So let’s expand the list to include components that help place a team’s offensive rating in perspective, such as offensive rebounding rate and turnover percentage. Let’s also include the raw offensive rating and true shooting percentage (TS%) of the team:

Healthy Offense Expanded

First, the 2004 Kings number is shocking because they did it without Chris Webber; they smoked the league with Brad Miller starting in place of him, a phenomenon I discuss in Thinking Basketball.

The ’96 Magic and ’16 Warriors certainly jump out as candidates for the best offenses ever. If you’re eyes thought you’d never seen anything like Golden State this year, you were right; the Warriors shooting efficiency yielded an unheard of 1.19 points per scoring attempt. The ’96 Magic were amazing too, but aided by a shortened 3-point line.

There’s a dark horse in there: The 2016 Cavs, the team that beat the Warriors. Injuries have masked an all-time level offense, led by LeBron JamesKyrie Irving and even Kevin Love.
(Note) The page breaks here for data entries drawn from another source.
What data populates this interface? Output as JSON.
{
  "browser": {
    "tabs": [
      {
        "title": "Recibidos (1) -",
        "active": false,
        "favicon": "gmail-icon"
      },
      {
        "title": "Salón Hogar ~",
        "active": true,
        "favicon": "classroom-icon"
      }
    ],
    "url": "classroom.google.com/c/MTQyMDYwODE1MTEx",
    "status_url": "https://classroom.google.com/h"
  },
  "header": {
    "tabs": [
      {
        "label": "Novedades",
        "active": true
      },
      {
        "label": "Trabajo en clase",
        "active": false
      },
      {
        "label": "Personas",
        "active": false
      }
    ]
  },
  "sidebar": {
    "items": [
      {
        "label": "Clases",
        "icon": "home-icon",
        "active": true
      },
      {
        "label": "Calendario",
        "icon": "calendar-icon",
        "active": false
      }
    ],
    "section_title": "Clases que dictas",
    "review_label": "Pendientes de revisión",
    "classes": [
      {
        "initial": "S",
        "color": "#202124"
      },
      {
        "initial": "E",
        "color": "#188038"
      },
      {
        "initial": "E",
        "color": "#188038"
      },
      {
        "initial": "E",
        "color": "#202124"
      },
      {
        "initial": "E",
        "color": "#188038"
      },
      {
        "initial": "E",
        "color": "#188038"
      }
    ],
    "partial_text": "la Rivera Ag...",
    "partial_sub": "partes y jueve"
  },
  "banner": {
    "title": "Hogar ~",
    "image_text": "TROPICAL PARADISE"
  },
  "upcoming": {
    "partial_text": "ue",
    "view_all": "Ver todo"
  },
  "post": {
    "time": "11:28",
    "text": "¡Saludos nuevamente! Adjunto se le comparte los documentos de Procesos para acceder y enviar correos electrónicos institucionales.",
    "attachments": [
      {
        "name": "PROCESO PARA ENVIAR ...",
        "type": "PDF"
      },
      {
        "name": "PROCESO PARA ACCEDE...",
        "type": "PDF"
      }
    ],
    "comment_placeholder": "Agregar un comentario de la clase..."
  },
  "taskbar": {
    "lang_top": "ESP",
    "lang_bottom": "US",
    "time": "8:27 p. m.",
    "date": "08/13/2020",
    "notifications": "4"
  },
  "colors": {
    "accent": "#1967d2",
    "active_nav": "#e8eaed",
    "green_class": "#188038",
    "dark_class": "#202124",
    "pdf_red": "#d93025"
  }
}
They are not in the upper stratosphere of shooting efficiency, but are a low-turnover offense (11.5%) that benefits from player-specific offensive rebounding by Tristian Thompson.

But how good is an offense that can only take advantage of a fundamentally poor defense? While most offenses perform better against weaker defenses, Cleveland has no correlation between an opponent’s defensive strength and its own offensive production. A linear regression predicts that the Cavs offense will actually perform better against elite defenses than almost every team on this list, including Golden State. Given the small samples, I wouldn’t put too much stock in this, but it is worth noting nonetheless.

Of course, there’s an elephant in the room. Where will Kevin Durant, Steph Curry and the 2017 Warriors place on this list?